MATERIAL SHOWN:
:::::

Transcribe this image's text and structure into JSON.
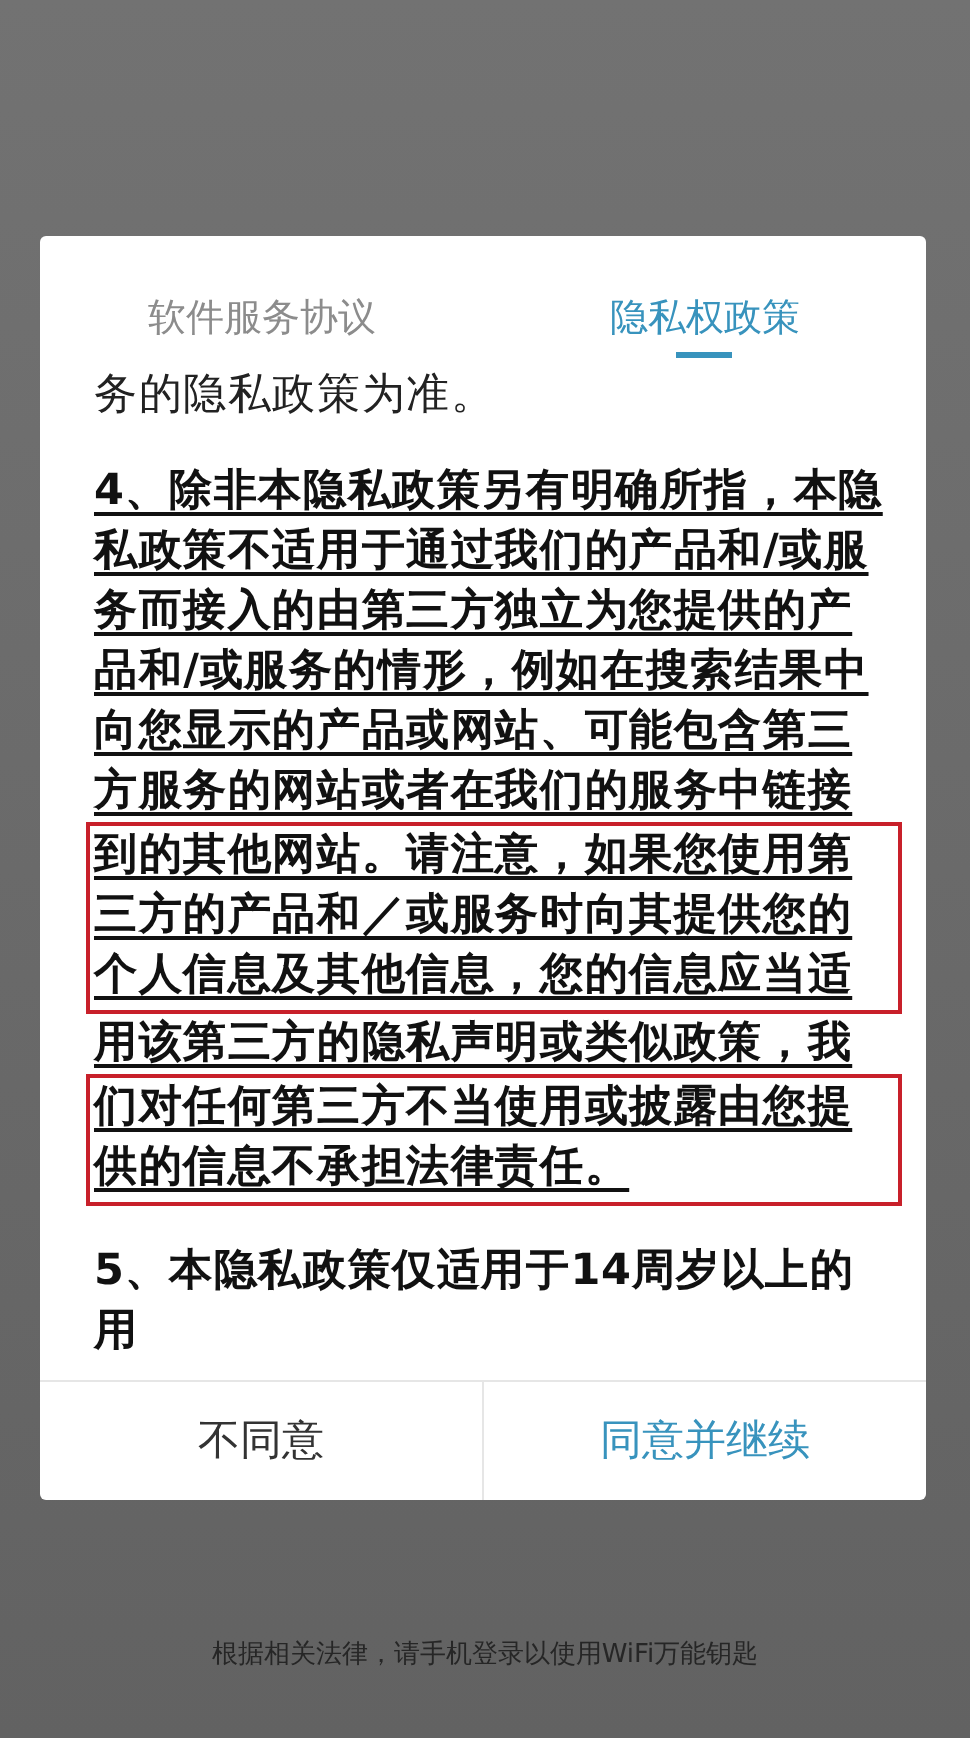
{
  "tabs": [
    {
      "label": "软件服务协议",
      "selected": false
    },
    {
      "label": "隐私权政策",
      "selected": true
    }
  ],
  "paragraphs": [
    {
      "kind": "plain",
      "segments": [
        {
          "text": "务的隐私政策为准。",
          "highlighted": false
        }
      ]
    },
    {
      "kind": "emphasized",
      "segments": [
        {
          "text": "4、除非本隐私政策另有明确所指，本隐私政策不适用于通过我们的产品和/或服务而接入的由第三方独立为您提供的产品和/或服务的情形，例如在搜索结果中向您显示的产品或网站、可能包含第三方服务的网站或者在我们的服务中链接",
          "highlighted": false
        },
        {
          "text": "到的其他网站。请注意，如果您使用第三方的产品和／或服务时向其提供您的个人信息及其他信息，您的信息应当适",
          "highlighted": true
        },
        {
          "text": "用该第三方的隐私声明或类似政策，我",
          "highlighted": false
        },
        {
          "text": "们对任何第三方不当使用或披露由您提供的信息不承担法律责任。",
          "highlighted": true
        }
      ]
    },
    {
      "kind": "heading",
      "segments": [
        {
          "text": "5、本隐私政策仅适用于14周岁以上的用",
          "highlighted": false
        }
      ]
    }
  ],
  "buttons": [
    {
      "label": "不同意",
      "kind": "secondary"
    },
    {
      "label": "同意并继续",
      "kind": "primary"
    }
  ],
  "footer_note": "根据相关法律，请手机登录以使用WiFi万能钥匙"
}
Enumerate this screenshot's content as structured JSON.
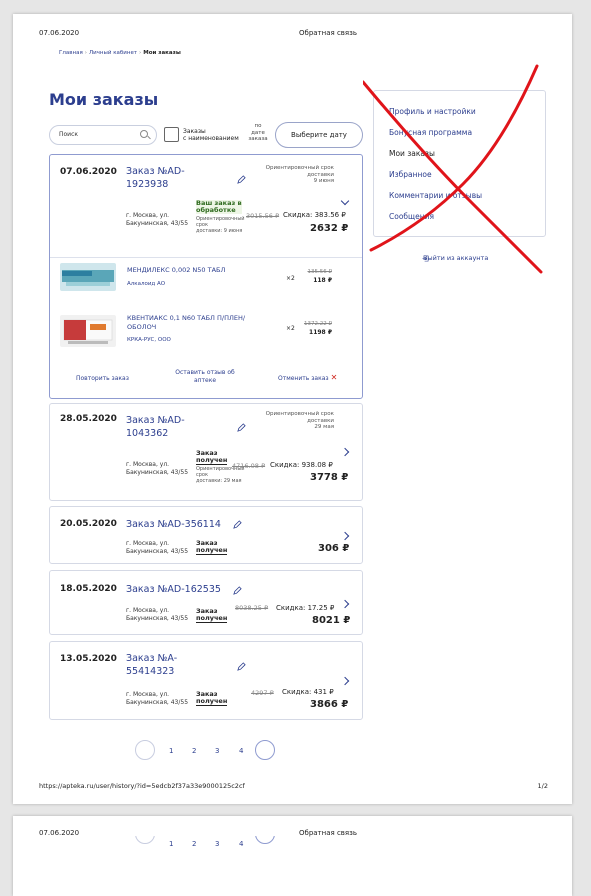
{
  "header": {
    "date": "07.06.2020",
    "title": "Обратная связь"
  },
  "footer": {
    "url": "https://apteka.ru/user/history/?id=5edcb2f37a33e9000125c2cf",
    "page": "1/2"
  },
  "breadcrumb": {
    "home": "Главная",
    "sep": "›",
    "account": "Личный кабинет",
    "current": "Мои заказы"
  },
  "page_title": "Мои заказы",
  "filters": {
    "search_placeholder": "Поиск",
    "checkbox_label_1": "Заказы",
    "checkbox_label_2": "с наименованием",
    "by_date_1": "по",
    "by_date_2": "дате",
    "by_date_3": "заказа",
    "date_button": "Выберите дату"
  },
  "orders": [
    {
      "date": "07.06.2020",
      "number_1": "Заказ №AD-",
      "number_2": "1923938",
      "eta_1": "Ориентировочный срок",
      "eta_2": "доставки",
      "eta_3": "9 июня",
      "address_1": "г. Москва, ул.",
      "address_2": "Бакунинская, 43/55",
      "status_1": "Ваш заказ в",
      "status_2": "обработке",
      "sub_1": "Ориентировочный",
      "sub_2": "срок",
      "sub_3": "доставки: 9 июня",
      "old_price": "3015.56 ₽",
      "discount": "Скидка: 383.56 ₽",
      "total": "2632 ₽",
      "products": [
        {
          "name": "МЕНДИЛЕКС 0,002 N50 ТАБЛ",
          "maker": "Алкалоид АО",
          "qty": "×2",
          "old": "135.56 ₽",
          "price": "118 ₽"
        },
        {
          "name_1": "КВЕНТИАКС 0,1 N60 ТАБЛ П/ПЛЕН/",
          "name_2": "ОБОЛОЧ",
          "maker": "КРКА-РУС, ООО",
          "qty": "×2",
          "old": "1372.22 ₽",
          "price": "1198 ₽"
        }
      ],
      "actions": {
        "repeat": "Повторить заказ",
        "review_1": "Оставить отзыв об",
        "review_2": "аптеке",
        "cancel": "Отменить заказ",
        "cancel_icon": "✕"
      }
    },
    {
      "date": "28.05.2020",
      "number_1": "Заказ №AD-",
      "number_2": "1043362",
      "eta_1": "Ориентировочный срок",
      "eta_2": "доставки",
      "eta_3": "29 мая",
      "address_1": "г. Москва, ул.",
      "address_2": "Бакунинская, 43/55",
      "status_1": "Заказ",
      "status_2": "получен",
      "sub_1": "Ориентировочный",
      "sub_2": "срок",
      "sub_3": "доставки: 29 мая",
      "old_price": "4716.08 ₽",
      "discount": "Скидка: 938.08 ₽",
      "total": "3778 ₽"
    },
    {
      "date": "20.05.2020",
      "number": "Заказ №AD-356114",
      "address_1": "г. Москва, ул.",
      "address_2": "Бакунинская, 43/55",
      "status_1": "Заказ",
      "status_2": "получен",
      "total": "306 ₽"
    },
    {
      "date": "18.05.2020",
      "number": "Заказ №AD-162535",
      "address_1": "г. Москва, ул.",
      "address_2": "Бакунинская, 43/55",
      "status_1": "Заказ",
      "status_2": "получен",
      "old_price": "8038.25 ₽",
      "discount": "Скидка: 17.25 ₽",
      "total": "8021 ₽"
    },
    {
      "date": "13.05.2020",
      "number_1": "Заказ №A-",
      "number_2": "55414323",
      "address_1": "г. Москва, ул.",
      "address_2": "Бакунинская, 43/55",
      "status_1": "Заказ",
      "status_2": "получен",
      "old_price": "4297 ₽",
      "discount": "Скидка: 431 ₽",
      "total": "3866 ₽"
    }
  ],
  "pagination": {
    "pages": [
      "1",
      "2",
      "3",
      "4"
    ]
  },
  "sidebar": {
    "items": [
      "Профиль и настройки",
      "Бонусная программа",
      "Мои заказы",
      "Избранное",
      "Комментарии и отзывы",
      "Сообщения"
    ],
    "logout": "Выйти из аккаунта"
  },
  "colors": {
    "brand": "#2c3e8e",
    "annotation": "#e0141a",
    "cancel": "#d0281f"
  }
}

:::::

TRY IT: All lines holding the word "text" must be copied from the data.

YOUR SOLUTION:
Transcribe this image's text and structure into JSON.
          "text": "务的隐私政策为准。",
          "text": "4、除非本隐私政策另有明确所指，本隐私政策不适用于通过我们的产品和/或服务而接入的由第三方独立为您提供的产品和/或服务的情形，例如在搜索结果中向您显示的产品或网站、可能包含第三方服务的网站或者在我们的服务中链接",
          "text": "到的其他网站。请注意，如果您使用第三方的产品和／或服务时向其提供您的个人信息及其他信息，您的信息应当适",
          "text": "用该第三方的隐私声明或类似政策，我",
          "text": "们对任何第三方不当使用或披露由您提供的信息不承担法律责任。",
          "text": "5、本隐私政策仅适用于14周岁以上的用",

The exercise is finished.